Malvern festival focuses on healthy living

Organizers of Malvern in Motion are mystified as to why the turnout was dramatically lower than previous years.

The Malvern Community Coalition hosted Malvern in Motion, its 6th annual neighbourhood festival, Sept. 11. The event focused on health and wellness by encouraging good eating habits and active living.

Malvern in Motion chair Venesse Lewis says she hoped for a bigger crowd, as nearly 800 people came out last year compared to 200 this year.

Despite the fewer people than expected, the grounds outside the Malvern Community Recreation Centre boomed with music, dance, and laughter. The smaller crowd meant more room for kids to run and play.

Parents and children lined up for free food, including roasted corn, catered Caribbean food and cake, while youth volunteers handed out soft drinks and freshly made popcorn.

Members of the city’s police, fire, and EMS departments also made appearances, and were greeted by grinning, giggling kids wanting to get a look inside their vehicles.

Marie Clarke Walker, the local residence organizer, said the goal of the festival is to engage young people in the community and to teach them the importance of being involved.

“There is both a youth component and a workshop component so that we can engage youth and they can engage us — frankly, it should be about them engaging us more than us engaging them,” Walker said. “This is their community, their future. Most of us that are involved are on our way out.

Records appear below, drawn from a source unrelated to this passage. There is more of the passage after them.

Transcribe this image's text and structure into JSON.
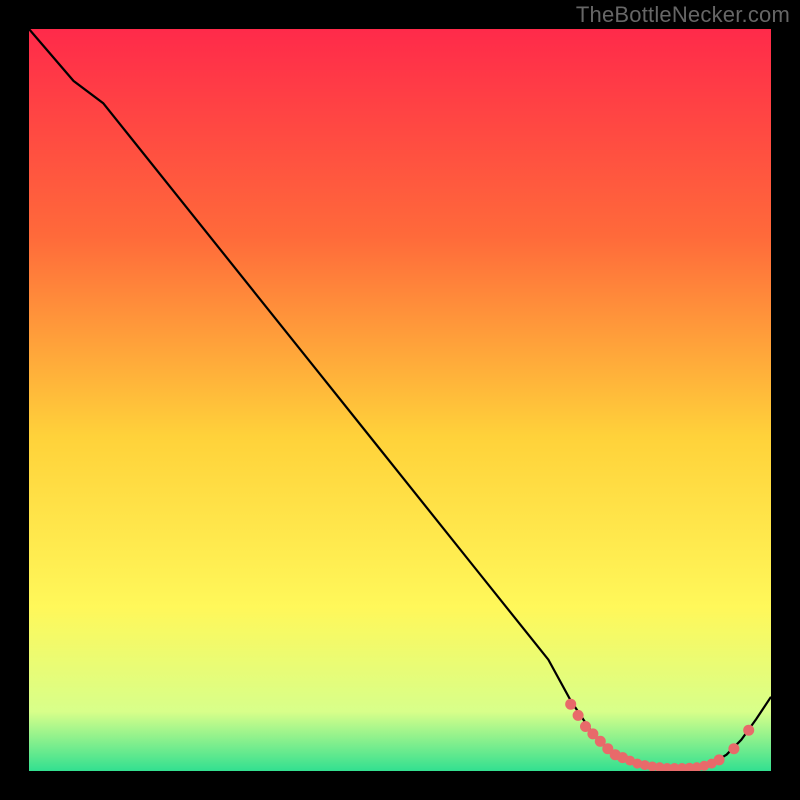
{
  "watermark": "TheBottleNecker.com",
  "colors": {
    "bg_top": "#ff2a4a",
    "bg_mid_top": "#ff6a3a",
    "bg_mid": "#ffd23a",
    "bg_mid_low": "#fff85a",
    "bg_low": "#d8ff8a",
    "bg_bottom": "#32e090",
    "line": "#000000",
    "marker": "#e86a6a"
  },
  "chart_data": {
    "type": "line",
    "title": "",
    "xlabel": "",
    "ylabel": "",
    "xlim": [
      0,
      100
    ],
    "ylim": [
      0,
      100
    ],
    "series": [
      {
        "name": "curve",
        "x": [
          0,
          6,
          10,
          20,
          30,
          40,
          50,
          60,
          70,
          73,
          76,
          78,
          80,
          82,
          84,
          86,
          88,
          90,
          92,
          94,
          96,
          98,
          100
        ],
        "y": [
          100,
          93,
          90,
          77.5,
          65,
          52.5,
          40,
          27.5,
          15,
          9.5,
          5,
          3,
          1.8,
          1,
          0.6,
          0.4,
          0.4,
          0.5,
          1,
          2.2,
          4.2,
          7,
          10
        ]
      }
    ],
    "markers": {
      "x": [
        73,
        74,
        75,
        76,
        77,
        78,
        79,
        80,
        81,
        82,
        83,
        84,
        85,
        86,
        87,
        88,
        89,
        90,
        91,
        92,
        93,
        95,
        97
      ],
      "y": [
        9.0,
        7.5,
        6.0,
        5.0,
        4.0,
        3.0,
        2.2,
        1.8,
        1.4,
        1.0,
        0.8,
        0.6,
        0.5,
        0.4,
        0.4,
        0.4,
        0.45,
        0.5,
        0.7,
        1.0,
        1.5,
        3.0,
        5.5
      ],
      "r": [
        5.5,
        5.5,
        5.5,
        5.5,
        5.5,
        5.5,
        5.5,
        5.5,
        5,
        5,
        5,
        5,
        5,
        5,
        5,
        5,
        5,
        5,
        5,
        5,
        5.5,
        5.5,
        5.5
      ]
    }
  }
}
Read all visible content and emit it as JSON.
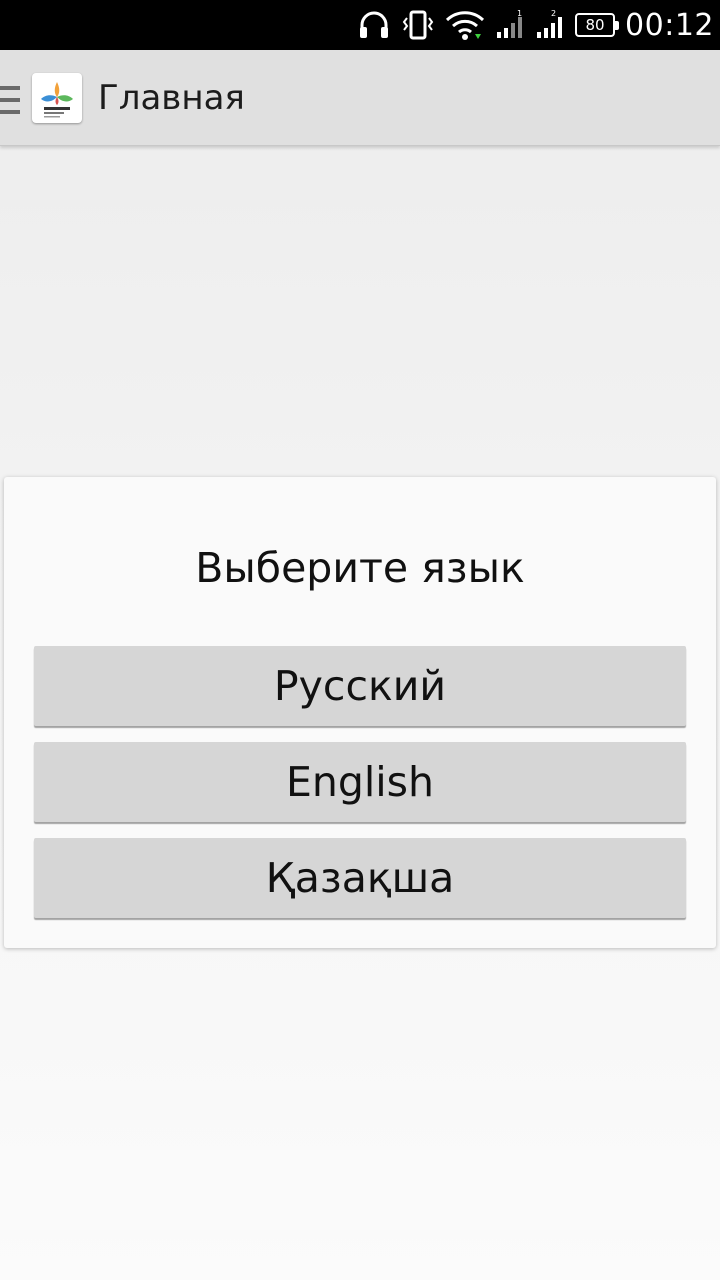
{
  "status_bar": {
    "battery_level": "80",
    "time": "00:12",
    "icons": [
      "headphones-icon",
      "vibrate-icon",
      "wifi-icon",
      "signal-1-icon",
      "signal-2-icon",
      "battery-icon"
    ]
  },
  "app_bar": {
    "title": "Главная",
    "logo": "expo-2017-logo"
  },
  "dialog": {
    "title": "Выберите язык",
    "options": [
      {
        "label": "Русский"
      },
      {
        "label": "English"
      },
      {
        "label": "Қазақша"
      }
    ]
  },
  "colors": {
    "status_bar_bg": "#000000",
    "app_bar_bg": "#e0e0e0",
    "dialog_bg": "#fafafa",
    "button_bg": "#d6d6d6"
  }
}
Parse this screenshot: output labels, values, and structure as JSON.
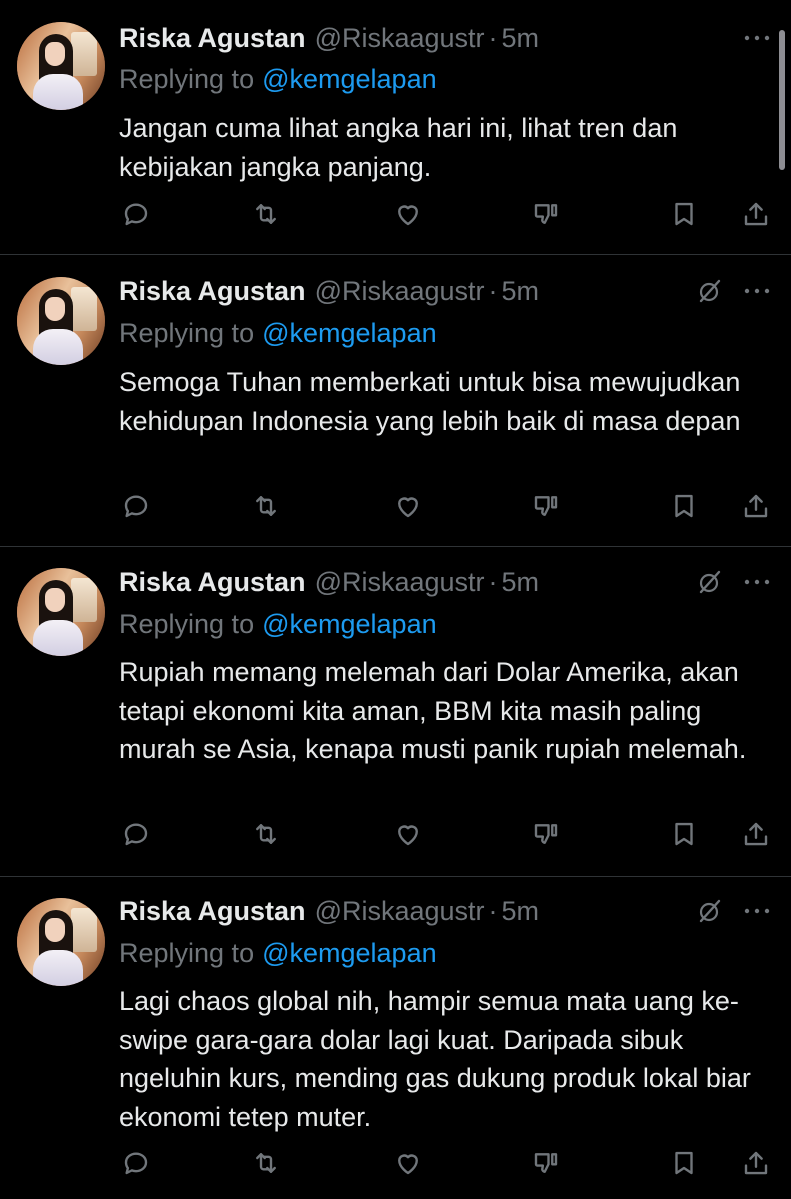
{
  "tweets": [
    {
      "display_name": "Riska Agustan",
      "handle": "@Riskaagustr",
      "separator": "·",
      "time": "5m",
      "replying_to_label": "Replying to",
      "replying_to_handle": "@kemgelapan",
      "text": "Jangan cuma lihat angka hari ini, lihat tren dan kebijakan jangka panjang.",
      "show_grok": false
    },
    {
      "display_name": "Riska Agustan",
      "handle": "@Riskaagustr",
      "separator": "·",
      "time": "5m",
      "replying_to_label": "Replying to",
      "replying_to_handle": "@kemgelapan",
      "text": "Semoga Tuhan memberkati untuk bisa mewujudkan kehidupan Indonesia yang lebih baik di masa depan",
      "show_grok": true
    },
    {
      "display_name": "Riska Agustan",
      "handle": "@Riskaagustr",
      "separator": "·",
      "time": "5m",
      "replying_to_label": "Replying to",
      "replying_to_handle": "@kemgelapan",
      "text": "Rupiah memang melemah dari Dolar Amerika, akan tetapi ekonomi kita aman, BBM kita masih paling murah se Asia, kenapa musti panik rupiah melemah.",
      "show_grok": true
    },
    {
      "display_name": "Riska Agustan",
      "handle": "@Riskaagustr",
      "separator": "·",
      "time": "5m",
      "replying_to_label": "Replying to",
      "replying_to_handle": "@kemgelapan",
      "text": "Lagi chaos global nih, hampir semua mata uang ke-swipe gara-gara dolar lagi kuat. Daripada sibuk ngeluhin kurs, mending gas dukung produk lokal biar ekonomi tetep muter.",
      "show_grok": true
    }
  ],
  "action_icons": [
    "reply-icon",
    "repost-icon",
    "like-icon",
    "dislike-icon",
    "bookmark-icon",
    "share-icon"
  ],
  "colors": {
    "background": "#000000",
    "primary_text": "#e7e9ea",
    "secondary_text": "#71767b",
    "accent": "#1d9bf0",
    "divider": "#2f3336"
  }
}
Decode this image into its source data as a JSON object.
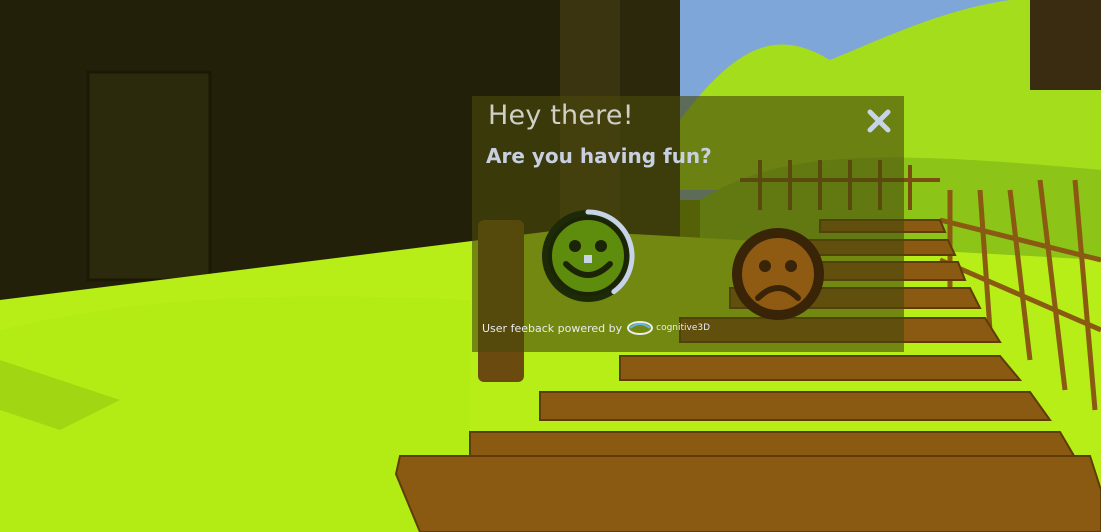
{
  "survey": {
    "title": "Hey there!",
    "question": "Are you having fun?",
    "credit": "User feeback powered by",
    "brand": "cognitive3D"
  },
  "answers": [
    {
      "name": "happy-face",
      "mood": "positive",
      "selected_progress": 0.4
    },
    {
      "name": "sad-face",
      "mood": "negative"
    }
  ],
  "colors": {
    "ground": "#b7ee18",
    "wood": "#8a5a12",
    "panel": "#48480c",
    "happy": "#5e8c0c",
    "sad": "#8f5a12",
    "progress_ring": "#c7d3e6"
  },
  "icons": [
    "close-icon",
    "happy-face-icon",
    "sad-face-icon",
    "cognitive3d-logo-icon"
  ]
}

So the building is for the next generation and the generation after that.”

Agencies including Taibu Community Health Centre and Action for Neighbourhood Change staffed booths promoting strong and healthy individuals and communities.

Labour coalition Good Jobs for All held a workshop educating about the importance of public services in building strong communities and of making them accessible to everyone.

“If we let our public services — our schools, our hospitals, our community centres, our libraries, our roads — collapse, it will take more than one or two or three generations to get them back,” Walker said. “If we don’t have those things, you’re looking at user fees most people won’t be able to afford, so they won’t be able to have those services that we currently enjoy.”